Phase change material (PCM)-based ocean thermal energy harvesting is a relatively new method, which extracts the thermal energy from the temperature gradient in the ocean thermocline. Its basic idea is to utilize the temperature variation along the ocean water depth to cyclically freeze and melt a specific kind of PCM. The volume expansion, which happens in the melting process, is used to do useful work (e.g., drive a turbine generator), thereby converting a fraction of the absorbed thermal energy into mechanical energy or electrical energy. Compared to other ocean energy technologies (e.g., wave energy converters, tidal current turbines, and ocean thermal energy conversion), the proposed PCM-based approach can be easily implemented at a small scale with a relatively simple structural system, which makes it a promising method to extend the range and service life of battery-powered devices, e.g, autonomous underwater vehicles (AUVs). This dissertation presents a combined theoretical and experimental study of the PCM-based ocean thermal energy harvesting approach, which aims at demonstrating the feasibility of the proposed approach and investigating possible methods to improve the overall performance of prototypical systems. First, a solid/liquid phase change thermodynamic model is developed, based on which a specific upperbound of the thermal efficiency is derived for the PCM-based approach. Next, a prototypical PCM-based ocean thermal energy harvesting system is designed, fabricated, and tested. To predict the performance of specific systems, a thermo-mechanical model, which couples the thermodynamic behaviors of the fluid materials and the elastic behavior of the structural system, is developed and validated based on the comparison with the experimental measurement. For the purpose of design optimization, the validated thermo-mechanical model is employed to conduct a parametric study. Based on the results of the parametric study, a new scalable and portable PCM-based ocean thermal energy harvesting system is developed and tested. In addition, the thermo-mechanical model is modified to account for the design changes. However, a combined analysis of the results from both the prototypical system and the model reveals that achieving a good performance requires maintaining a high internal pressure, which will complicate the structural design. To mitigate this issue, the idea of using a hydraulic accumulator to regulate the internal pressure is proposed, and experimentally and theoretically examined. Finally, a spatial-varying Robin transmission condition for fluid-structure coupled problems with strong added-mass effect is proposed and investigated using fluid structure interaction (FSI) model problems. This can be a potential method for the future research on the fluid-structure coupled numerical analysis of AUVs, which are integrated with and powered by the PCM-based thermal energy harvesting devices.

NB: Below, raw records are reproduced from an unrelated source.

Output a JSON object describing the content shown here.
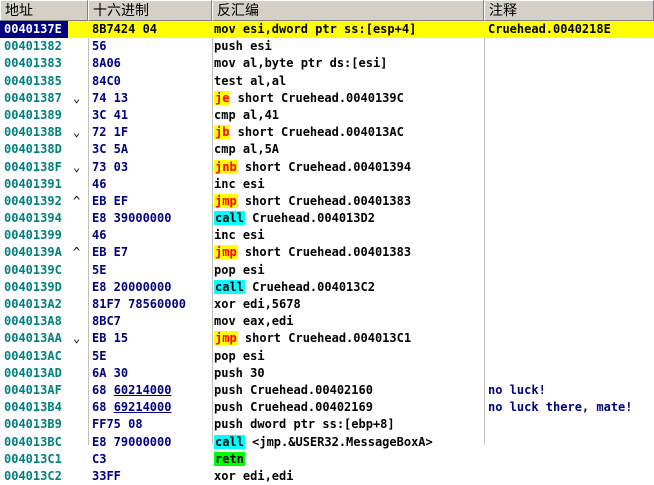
{
  "headers": [
    "地址",
    "十六进制",
    "反汇编",
    "注释"
  ],
  "rows": [
    {
      "addr": "0040137E",
      "arrow": "",
      "hex": "8B7424 04",
      "mn": "",
      "op": "mov esi,dword ptr ss:[esp+4]",
      "cmt": "Cruehead.0040218E",
      "sel": true
    },
    {
      "addr": "00401382",
      "arrow": "",
      "hex": "56",
      "mn": "",
      "op": "push esi",
      "cmt": ""
    },
    {
      "addr": "00401383",
      "arrow": "",
      "hex": "8A06",
      "mn": "",
      "op": "mov al,byte ptr ds:[esi]",
      "cmt": ""
    },
    {
      "addr": "00401385",
      "arrow": "",
      "hex": "84C0",
      "mn": "",
      "op": "test al,al",
      "cmt": ""
    },
    {
      "addr": "00401387",
      "arrow": "⌄",
      "hex": "74 13",
      "mn": "je",
      "op": " short Cruehead.0040139C",
      "cmt": "",
      "mt": "jmp"
    },
    {
      "addr": "00401389",
      "arrow": "",
      "hex": "3C 41",
      "mn": "",
      "op": "cmp al,41",
      "cmt": ""
    },
    {
      "addr": "0040138B",
      "arrow": "⌄",
      "hex": "72 1F",
      "mn": "jb",
      "op": " short Cruehead.004013AC",
      "cmt": "",
      "mt": "jmp"
    },
    {
      "addr": "0040138D",
      "arrow": "",
      "hex": "3C 5A",
      "mn": "",
      "op": "cmp al,5A",
      "cmt": ""
    },
    {
      "addr": "0040138F",
      "arrow": "⌄",
      "hex": "73 03",
      "mn": "jnb",
      "op": " short Cruehead.00401394",
      "cmt": "",
      "mt": "jmp"
    },
    {
      "addr": "00401391",
      "arrow": "",
      "hex": "46",
      "mn": "",
      "op": "inc esi",
      "cmt": ""
    },
    {
      "addr": "00401392",
      "arrow": "^",
      "hex": "EB EF",
      "mn": "jmp",
      "op": " short Cruehead.00401383",
      "cmt": "",
      "mt": "jmp"
    },
    {
      "addr": "00401394",
      "arrow": "",
      "hex": "E8 39000000",
      "mn": "call",
      "op": " Cruehead.004013D2",
      "cmt": "",
      "mt": "call"
    },
    {
      "addr": "00401399",
      "arrow": "",
      "hex": "46",
      "mn": "",
      "op": "inc esi",
      "cmt": ""
    },
    {
      "addr": "0040139A",
      "arrow": "^",
      "hex": "EB E7",
      "mn": "jmp",
      "op": " short Cruehead.00401383",
      "cmt": "",
      "mt": "jmp"
    },
    {
      "addr": "0040139C",
      "arrow": "",
      "hex": "5E",
      "mn": "",
      "op": "pop esi",
      "cmt": ""
    },
    {
      "addr": "0040139D",
      "arrow": "",
      "hex": "E8 20000000",
      "mn": "call",
      "op": " Cruehead.004013C2",
      "cmt": "",
      "mt": "call"
    },
    {
      "addr": "004013A2",
      "arrow": "",
      "hex": "81F7 78560000",
      "mn": "",
      "op": "xor edi,5678",
      "cmt": ""
    },
    {
      "addr": "004013A8",
      "arrow": "",
      "hex": "8BC7",
      "mn": "",
      "op": "mov eax,edi",
      "cmt": ""
    },
    {
      "addr": "004013AA",
      "arrow": "⌄",
      "hex": "EB 15",
      "mn": "jmp",
      "op": " short Cruehead.004013C1",
      "cmt": "",
      "mt": "jmp"
    },
    {
      "addr": "004013AC",
      "arrow": "",
      "hex": "5E",
      "mn": "",
      "op": "pop esi",
      "cmt": ""
    },
    {
      "addr": "004013AD",
      "arrow": "",
      "hex": "6A 30",
      "mn": "",
      "op": "push 30",
      "cmt": ""
    },
    {
      "addr": "004013AF",
      "arrow": "",
      "hex": "68 60214000",
      "hexu": true,
      "mn": "",
      "op": "push Cruehead.00402160",
      "cmt": "no luck!"
    },
    {
      "addr": "004013B4",
      "arrow": "",
      "hex": "68 69214000",
      "hexu": true,
      "mn": "",
      "op": "push Cruehead.00402169",
      "cmt": "no luck there, mate!"
    },
    {
      "addr": "004013B9",
      "arrow": "",
      "hex": "FF75 08",
      "mn": "",
      "op": "push dword ptr ss:[ebp+8]",
      "cmt": ""
    },
    {
      "addr": "004013BC",
      "arrow": "",
      "hex": "E8 79000000",
      "mn": "call",
      "op": " <jmp.&USER32.MessageBoxA>",
      "cmt": "",
      "mt": "call"
    },
    {
      "addr": "004013C1",
      "arrow": "",
      "hex": "C3",
      "mn": "retn",
      "op": "",
      "cmt": "",
      "mt": "retn"
    },
    {
      "addr": "004013C2",
      "arrow": "",
      "hex": "33FF",
      "mn": "",
      "op": "xor edi,edi",
      "cmt": ""
    }
  ]
}
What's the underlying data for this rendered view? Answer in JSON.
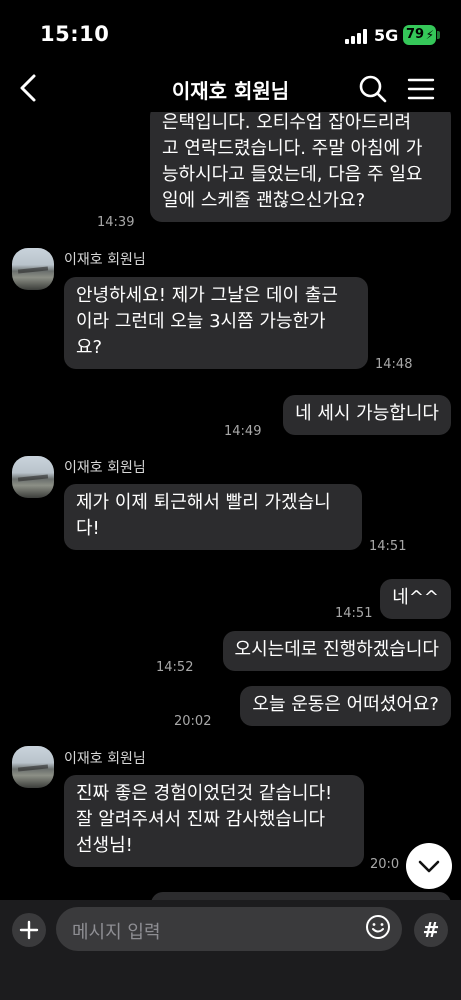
{
  "status_bar": {
    "time": "15:10",
    "network": "5G",
    "battery": "79"
  },
  "header": {
    "title": "이재호 회원님"
  },
  "messages": [
    {
      "from": "me",
      "text": "은택입니다. 오티수업 잡아드리려\n고 연락드렸습니다. 주말 아침에 가\n능하시다고 들었는데, 다음 주 일요\n일에 스케줄 괜찮으신가요?",
      "time": "14:39"
    },
    {
      "from": "other",
      "sender": "이재호 회원님",
      "text": "안녕하세요! 제가 그날은 데이 출근\n이라 그런데 오늘 3시쯤 가능한가\n요?",
      "time": "14:48"
    },
    {
      "from": "me",
      "text": "네 세시 가능합니다",
      "time": "14:49"
    },
    {
      "from": "other",
      "sender": "이재호 회원님",
      "text": "제가 이제 퇴근해서 빨리 가겠습니\n다!",
      "time": "14:51"
    },
    {
      "from": "me",
      "text": "네^^",
      "time": "14:51"
    },
    {
      "from": "me",
      "text": "오시는데로 진행하겠습니다",
      "time": "14:52"
    },
    {
      "from": "me",
      "text": "오늘 운동은 어떠셨어요?",
      "time": "20:02"
    },
    {
      "from": "other",
      "sender": "이재호 회원님",
      "text": "진짜 좋은 경험이었던것 같습니다!\n잘 알려주셔서 진짜 감사했습니다\n선생님!",
      "time": "20:0"
    }
  ],
  "input": {
    "placeholder": "메시지 입력"
  },
  "icons": {
    "back": "chevron-left-icon",
    "search": "search-icon",
    "menu": "hamburger-menu-icon",
    "scroll_down": "chevron-down-icon",
    "add": "plus-icon",
    "emoji": "smiley-icon",
    "hash": "hashtag-icon"
  },
  "colors": {
    "background": "#000000",
    "bubble": "#2c2c2e",
    "battery": "#35c759"
  }
}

Renewable Energy, Energy harvesting, Phase Change Materials, Thermodynamics, Model Validation